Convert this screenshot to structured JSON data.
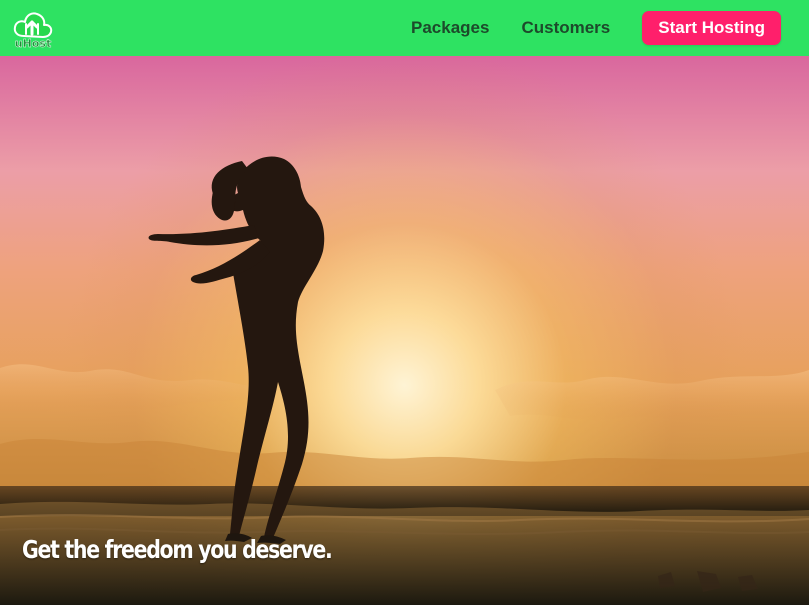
{
  "brand": {
    "logo_label": "uHost",
    "logo_icon": "cloud-upload-logo-icon"
  },
  "navigation": {
    "links": [
      {
        "label": "Packages"
      },
      {
        "label": "Customers"
      }
    ],
    "cta_label": "Start Hosting"
  },
  "hero": {
    "headline": "Get the freedom you deserve.",
    "image_name": "woman-silhouette-at-sunset-beach-image"
  },
  "colors": {
    "nav_background": "#2ee262",
    "nav_text": "#1d4a2b",
    "cta_background": "#ff1f6b",
    "cta_text": "#ffffff",
    "hero_text": "#ffffff"
  }
}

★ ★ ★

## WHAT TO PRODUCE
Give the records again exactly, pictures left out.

## SOLUTION FOR THIS EXERCISE
Convert this screenshot to structured JSON data.
{
  "brand": {
    "logo_label": "uHost",
    "logo_icon": "cloud-upload-logo-icon"
  },
  "navigation": {
    "links": [
      {
        "label": "Packages"
      },
      {
        "label": "Customers"
      }
    ],
    "cta_label": "Start Hosting"
  },
  "hero": {
    "headline": "Get the freedom you deserve.",
    "image_name": "woman-silhouette-at-sunset-beach-image"
  },
  "colors": {
    "nav_background": "#2ee262",
    "nav_text": "#1d4a2b",
    "cta_background": "#ff1f6b",
    "cta_text": "#ffffff",
    "hero_text": "#ffffff"
  }
}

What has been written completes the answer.